WHAT YOU HAVE TO DO → What is needed is an exact copy of every entry below, minus the images.

Website and app data records
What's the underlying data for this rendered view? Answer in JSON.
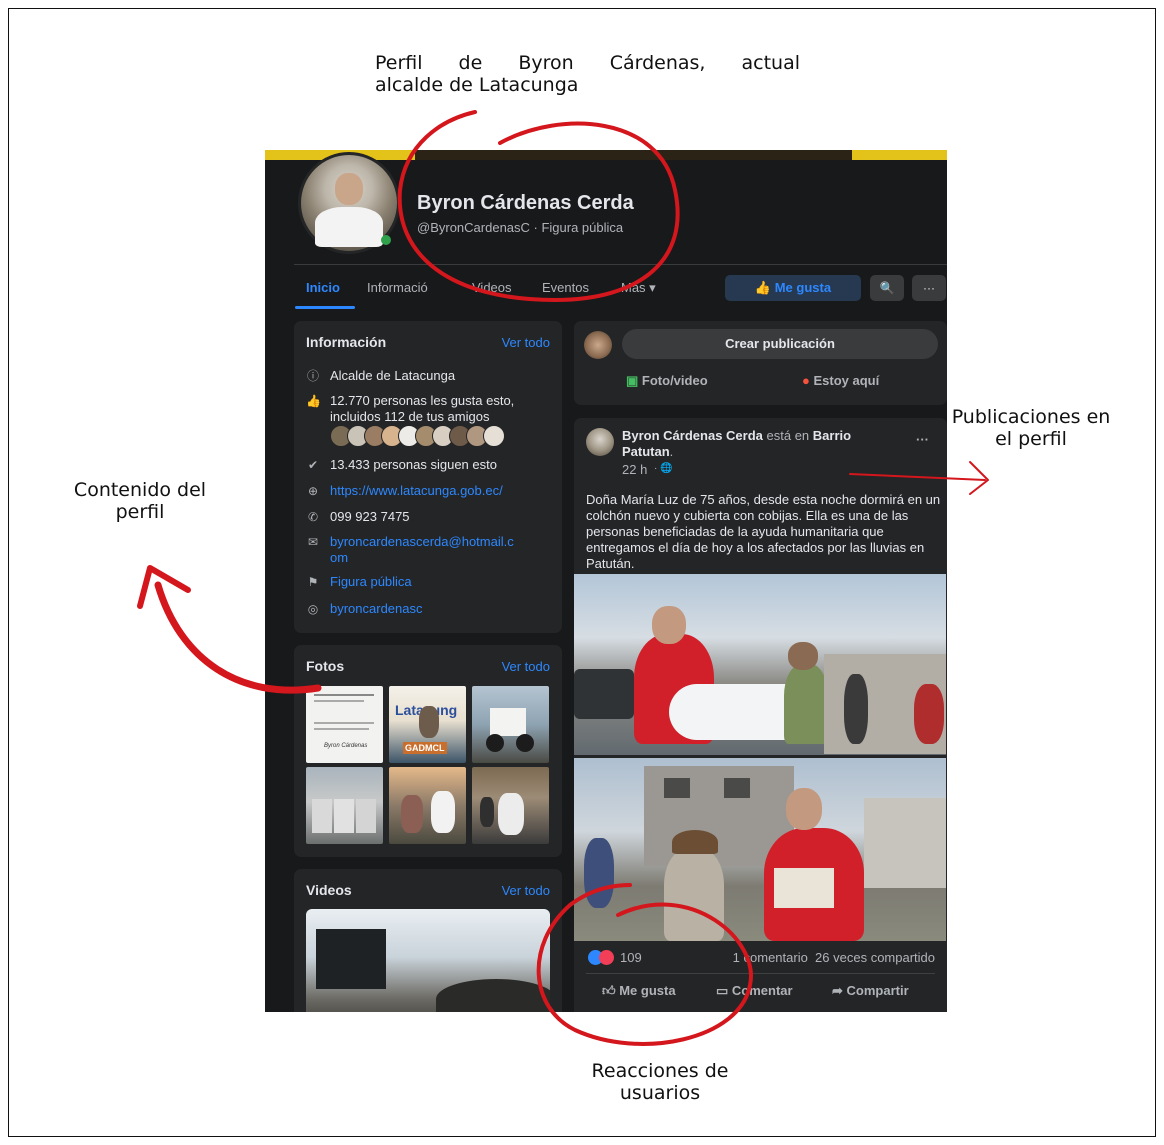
{
  "annotations": {
    "top_line1": "Perfil de Byron Cárdenas, actual",
    "top_line2": "alcalde de Latacunga",
    "left_line1": "Contenido del",
    "left_line2": "perfil",
    "right_line1": "Publicaciones en",
    "right_line2": "el perfil",
    "bottom_line1": "Reacciones de",
    "bottom_line2": "usuarios"
  },
  "profile": {
    "name": "Byron Cárdenas Cerda",
    "subtitle": "@ByronCardenasC · Figura pública"
  },
  "nav": {
    "tabs": [
      "Inicio",
      "Informació",
      "Videos",
      "Eventos",
      "Más ▾"
    ],
    "like_button": "👍 Me gusta",
    "search_icon": "🔍",
    "more_icon": "···"
  },
  "info": {
    "title": "Información",
    "see_all": "Ver todo",
    "role": "Alcalde de Latacunga",
    "likes_line1": "12.770 personas les gusta esto,",
    "likes_line2": "incluidos 112 de tus amigos",
    "followers": "13.433 personas siguen esto",
    "website": "https://www.latacunga.gob.ec/",
    "phone": "099 923 7475",
    "email_line1": "byroncardenascerda@hotmail.c",
    "email_line2": "om",
    "category": "Figura pública",
    "instagram": "byroncardenasc"
  },
  "photos": {
    "title": "Fotos",
    "see_all": "Ver todo",
    "thumb1_text": "Byron Cárdenas",
    "thumb2_text": "Latacung",
    "thumb2_sign": "GADMCL"
  },
  "videos": {
    "title": "Videos",
    "see_all": "Ver todo"
  },
  "composer": {
    "button": "Crear publicación",
    "photo_video": "Foto/video",
    "checkin": "Estoy aquí"
  },
  "post": {
    "author": "Byron Cárdenas Cerda",
    "is_at": "está en",
    "place_line1": "Barrio",
    "place_line2": "Patutan",
    "place_period": ".",
    "time": "22 h",
    "globe": "· 🌐",
    "more": "···",
    "text": "Doña María Luz de 75 años, desde esta noche dormirá en un colchón nuevo y cubierta con cobijas. Ella es una de las personas beneficiadas de la ayuda humanitaria que entregamos el día de hoy a los afectados por las lluvias en Patután.",
    "reaction_count": "109",
    "comments_shares": "1 comentario  26 veces compartido",
    "like": "Me gusta",
    "comment": "Comentar",
    "share": "Compartir"
  },
  "colors": {
    "fb_bg": "#18191a",
    "card_bg": "#242526",
    "accent_blue": "#2d88ff",
    "annotation_red": "#d4161d"
  }
}
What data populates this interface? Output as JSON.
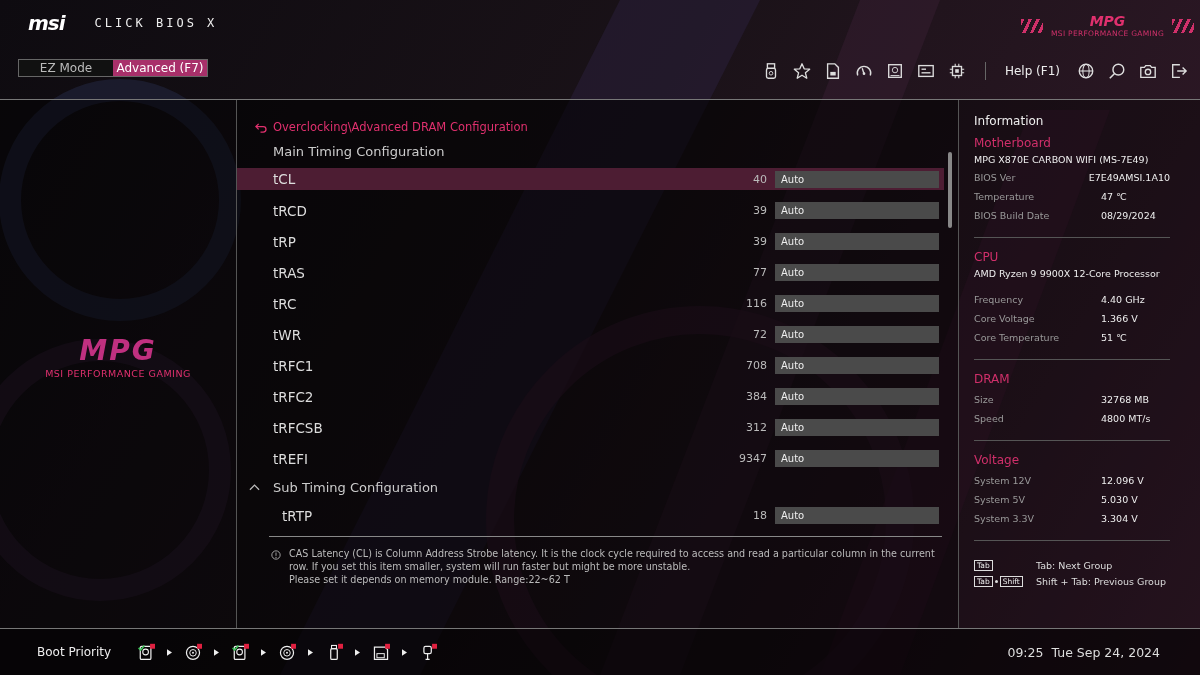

RESPONSE →
What's the underlying data for this rendered view? Answer in JSON.
{
  "annotations": {
    "top_line1": "Perfil de Byron Cárdenas, actual",
    "top_line2": "alcalde de Latacunga",
    "left_line1": "Contenido del",
    "left_line2": "perfil",
    "right_line1": "Publicaciones en",
    "right_line2": "el perfil",
    "bottom_line1": "Reacciones de",
    "bottom_line2": "usuarios"
  },
  "profile": {
    "name": "Byron Cárdenas Cerda",
    "subtitle": "@ByronCardenasC · Figura pública"
  },
  "nav": {
    "tabs": [
      "Inicio",
      "Informació",
      "Videos",
      "Eventos",
      "Más ▾"
    ],
    "like_button": "👍 Me gusta",
    "search_icon": "🔍",
    "more_icon": "···"
  },
  "info": {
    "title": "Información",
    "see_all": "Ver todo",
    "role": "Alcalde de Latacunga",
    "likes_line1": "12.770 personas les gusta esto,",
    "likes_line2": "incluidos 112 de tus amigos",
    "followers": "13.433 personas siguen esto",
    "website": "https://www.latacunga.gob.ec/",
    "phone": "099 923 7475",
    "email_line1": "byroncardenascerda@hotmail.c",
    "email_line2": "om",
    "category": "Figura pública",
    "instagram": "byroncardenasc"
  },
  "photos": {
    "title": "Fotos",
    "see_all": "Ver todo",
    "thumb1_text": "Byron Cárdenas",
    "thumb2_text": "Latacung",
    "thumb2_sign": "GADMCL"
  },
  "videos": {
    "title": "Videos",
    "see_all": "Ver todo"
  },
  "composer": {
    "button": "Crear publicación",
    "photo_video": "Foto/video",
    "checkin": "Estoy aquí"
  },
  "post": {
    "author": "Byron Cárdenas Cerda",
    "is_at": "está en",
    "place_line1": "Barrio",
    "place_line2": "Patutan",
    "place_period": ".",
    "time": "22 h",
    "globe": "· 🌐",
    "more": "···",
    "text": "Doña María Luz de 75 años, desde esta noche dormirá en un colchón nuevo y cubierta con cobijas. Ella es una de las personas beneficiadas de la ayuda humanitaria que entregamos el día de hoy a los afectados por las lluvias en Patután.",
    "reaction_count": "109",
    "comments_shares": "1 comentario  26 veces compartido",
    "like": "Me gusta",
    "comment": "Comentar",
    "share": "Compartir"
  },
  "colors": {
    "fb_bg": "#18191a",
    "card_bg": "#242526",
    "accent_blue": "#2d88ff",
    "annotation_red": "#d4161d"
  }
}
What data populates this interface? Output as JSON.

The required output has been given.